That’s the sound of Bush administration officials cashing in on their “experiences” in book deals. While unemployment skyrockets around the US, top former officials are raking in millions in profits — before their books have even been penned.

Chief among them is President Bush, whose proposed memoir has fetched $7 million from Crown, a subsidiary of Bertelsmann AG. (Crown also published President Barack Obama’s “The Audacity of Hope.”) If his book is 400 pages long, that means he’s raking in more than $17,500 per page.

The second-sweetest deal appears to have been inked by erstwhile First Lady Laura Bush, whose book was purportedly sold for somewhere between $3.5 and $5 million (if her book is 400 pages, that’ll be just shy of $8,750 per page at a minimum).

Next up: ex-Secretary of State Condoleezza Rice. Rice has a three-book deal with Crown for $2.5 million, a nice chunk of change at $833,333 per book.

President Barack Obama is also on the publishing gravy train — last year he earned $2.5 million in royalties (though his books have been published). He’s also receiving a $250,000 advance on a book he plans to write post-presidency.

Former Bush adviser Karl Rove also has a book deal with a conservative publisher, though news accounts haven’t specified more than that it’s in the seven-figure range.
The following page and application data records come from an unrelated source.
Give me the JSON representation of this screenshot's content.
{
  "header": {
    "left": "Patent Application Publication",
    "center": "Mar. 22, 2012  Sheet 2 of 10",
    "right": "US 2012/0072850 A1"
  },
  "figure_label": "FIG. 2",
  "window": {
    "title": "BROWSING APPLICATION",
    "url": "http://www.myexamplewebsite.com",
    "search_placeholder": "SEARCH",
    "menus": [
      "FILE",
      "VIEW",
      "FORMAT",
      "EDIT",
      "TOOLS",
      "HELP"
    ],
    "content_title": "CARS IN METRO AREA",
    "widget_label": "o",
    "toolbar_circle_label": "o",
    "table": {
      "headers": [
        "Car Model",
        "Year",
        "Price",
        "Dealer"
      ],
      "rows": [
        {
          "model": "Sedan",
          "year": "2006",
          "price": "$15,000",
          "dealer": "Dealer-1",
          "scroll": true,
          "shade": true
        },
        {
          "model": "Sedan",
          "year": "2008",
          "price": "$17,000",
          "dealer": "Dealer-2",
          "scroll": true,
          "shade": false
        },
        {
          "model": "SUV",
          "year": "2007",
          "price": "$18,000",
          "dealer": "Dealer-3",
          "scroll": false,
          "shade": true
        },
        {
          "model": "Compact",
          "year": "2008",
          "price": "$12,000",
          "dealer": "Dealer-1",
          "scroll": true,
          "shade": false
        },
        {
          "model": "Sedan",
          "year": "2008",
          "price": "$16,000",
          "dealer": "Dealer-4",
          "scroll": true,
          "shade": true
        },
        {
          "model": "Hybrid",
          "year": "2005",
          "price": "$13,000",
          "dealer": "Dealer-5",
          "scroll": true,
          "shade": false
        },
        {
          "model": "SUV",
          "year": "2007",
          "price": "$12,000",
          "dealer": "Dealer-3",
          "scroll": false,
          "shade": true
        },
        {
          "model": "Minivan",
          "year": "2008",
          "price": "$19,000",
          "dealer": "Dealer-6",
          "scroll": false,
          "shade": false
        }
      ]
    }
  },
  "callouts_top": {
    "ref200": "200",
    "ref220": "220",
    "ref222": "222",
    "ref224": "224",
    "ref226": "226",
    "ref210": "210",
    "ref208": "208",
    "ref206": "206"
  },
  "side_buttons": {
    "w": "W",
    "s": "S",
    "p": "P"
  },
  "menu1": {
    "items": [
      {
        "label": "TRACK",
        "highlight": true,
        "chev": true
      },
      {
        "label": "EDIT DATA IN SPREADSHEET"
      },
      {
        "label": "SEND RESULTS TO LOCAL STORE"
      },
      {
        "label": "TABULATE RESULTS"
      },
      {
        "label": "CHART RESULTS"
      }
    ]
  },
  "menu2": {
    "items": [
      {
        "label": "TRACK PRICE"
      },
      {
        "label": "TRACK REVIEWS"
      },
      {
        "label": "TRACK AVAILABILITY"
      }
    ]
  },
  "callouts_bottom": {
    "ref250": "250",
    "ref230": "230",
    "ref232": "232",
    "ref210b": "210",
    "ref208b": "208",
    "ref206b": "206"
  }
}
Ex-Vice President Dick Cheney is also writing a book, though it’s unknown how much he’ll be paid — so is former Bush Treasury Secretary Henry Paulson, and former Bush Attorney General Alberto Gonzales (who, incidentally, has had trouble finding a job at a law firm after his stint in the White House).

Too burnt out to read? You can also buy time with ex-Bush aides.
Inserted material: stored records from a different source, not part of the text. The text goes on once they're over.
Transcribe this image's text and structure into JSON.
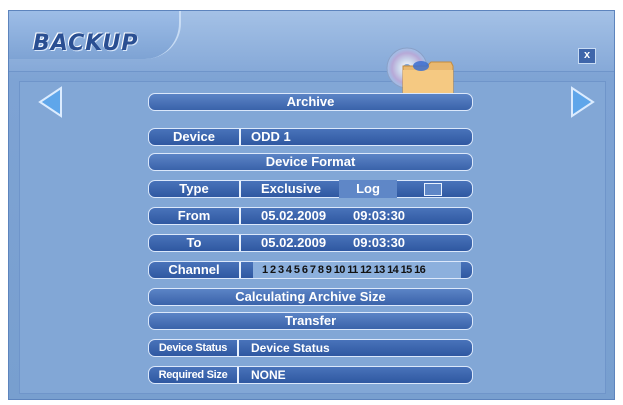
{
  "window": {
    "title": "BACKUP",
    "close_label": "x"
  },
  "colors": {
    "panel": "#82a7d6",
    "pill": "#3a63aa",
    "text": "#ffffff",
    "channel_text": "#111111"
  },
  "icons": {
    "left_nav": "triangle-left-icon",
    "right_nav": "triangle-right-icon",
    "decoration": "cd-folder-icon"
  },
  "buttons": {
    "archive": "Archive",
    "device_format": "Device Format",
    "calculating_archive_size": "Calculating Archive Size",
    "transfer": "Transfer"
  },
  "fields": {
    "device": {
      "label": "Device",
      "value": "ODD 1"
    },
    "type": {
      "label": "Type",
      "value": "Exclusive",
      "option": "Log"
    },
    "from": {
      "label": "From",
      "date": "05.02.2009",
      "time": "09:03:30"
    },
    "to": {
      "label": "To",
      "date": "05.02.2009",
      "time": "09:03:30"
    },
    "channel": {
      "label": "Channel",
      "values": "1 2 3 4 5 6 7 8 9 10 11 12 13 14 15 16"
    },
    "device_status": {
      "label": "Device Status",
      "value": "Device Status"
    },
    "required_size": {
      "label": "Required Size",
      "value": "NONE"
    }
  }
}
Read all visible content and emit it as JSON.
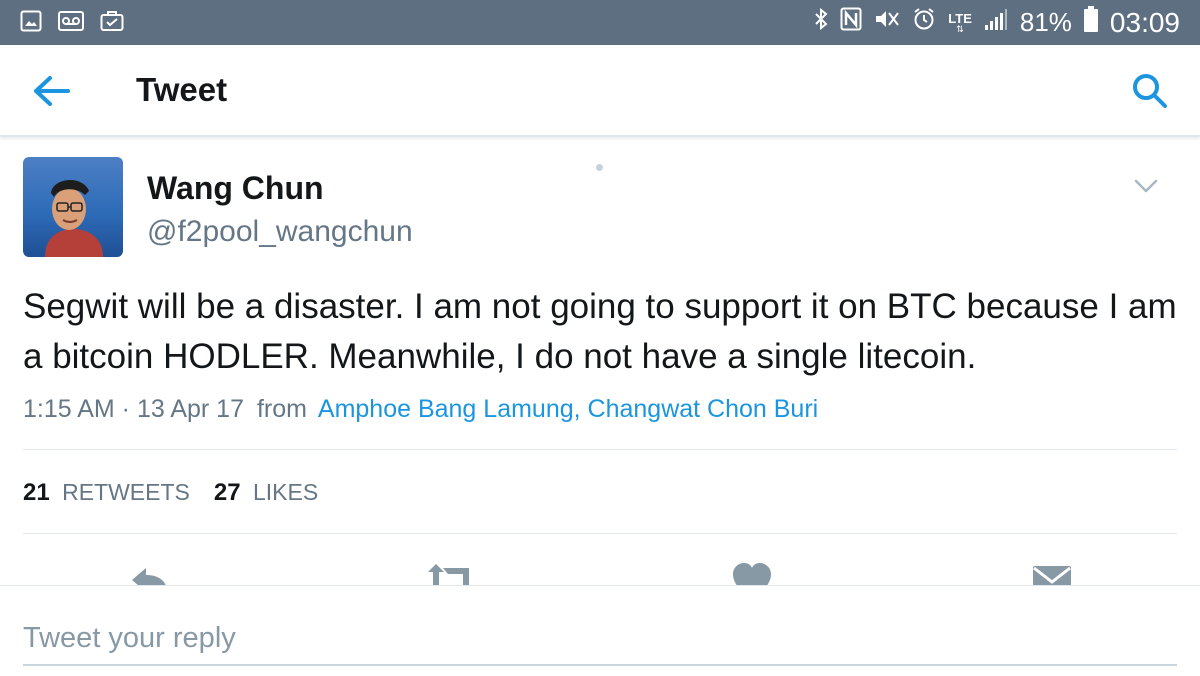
{
  "status_bar": {
    "battery": "81%",
    "time": "03:09",
    "network": "LTE",
    "left_icons": [
      "gallery-icon",
      "voicemail-icon",
      "briefcase-icon"
    ],
    "right_icons": [
      "bluetooth-icon",
      "nfc-icon",
      "mute-icon",
      "alarm-icon",
      "signal-icon",
      "battery-icon"
    ]
  },
  "header": {
    "title": "Tweet",
    "back_icon": "arrow-left-icon",
    "search_icon": "search-icon"
  },
  "tweet": {
    "author_name": "Wang Chun",
    "author_handle": "@f2pool_wangchun",
    "text": "Segwit will be a disaster. I am not going to support it on BTC because I am a bitcoin HODLER. Meanwhile, I do not have a single litecoin.",
    "time": "1:15 AM · 13 Apr 17",
    "from_label": "from",
    "location": "Amphoe Bang Lamung, Changwat Chon Buri",
    "retweets_count": "21",
    "retweets_label": "RETWEETS",
    "likes_count": "27",
    "likes_label": "LIKES"
  },
  "actions": [
    "reply-icon",
    "retweet-icon",
    "like-icon",
    "message-icon"
  ],
  "reply": {
    "placeholder": "Tweet your reply"
  },
  "colors": {
    "status_bar": "#5e6f82",
    "accent": "#1b95e0",
    "text": "#14171a",
    "secondary": "#657786",
    "divider": "#e1e8ed"
  }
}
The rolls of the Washington Speakers’ Bureau include: ex-Secretary of State Colin Powell, ex-Defense Secretary Donald Rumsfeld, ex-Treasury Secretary John Snow, ex-Attorney General Michael Mukasey, ex-Secretary of State Condoleezza Rice, ex-Secretary of Homeland Security Tom Ridge, ex-Bush chief of staff Andy Card, ex-White House press secretary Ari Fleischer, ex-UN ambassador John Bolton and ex-deputy Secretary of State Richard Armitage.

Had enough? A second speaker’s bureau — “Leading Authorities” — offers speaking gigs for a round of second-tier Bush gurus.

Salon notes: “The list of ex-Bush loyalists includes Dan Bartlett (counselor to the president, 2002-2007), Christopher Cox (chairman of the Securities and Exchange Commission, 2005-2009), Ed Gillespie (counselor to the president, 2007-2009), Porter Goss (director of the Central Intelligence Agency, 2005-2006), Stephen Hadley (national security advisor, 2005-2009), Michael Hayden (director of the Central Intelligence Agency, 2006-2009), Keith Hennessey (director of the National Economic Council, 2007-2009), Dana Perino (White House press secretary, 2007-2009) and Margaret Spellings (secretary of education, 2005-2009).”

Last month, a USA Today analysis found that more than one in four Bush aides are now lobbyists preaching to divisions they once worked for or consultants in their area of policy work. For example, Tom Ridge leads his own consulting firm (Ridge Global) on security issues, as does Michael Chertoff (The Chertoff Group).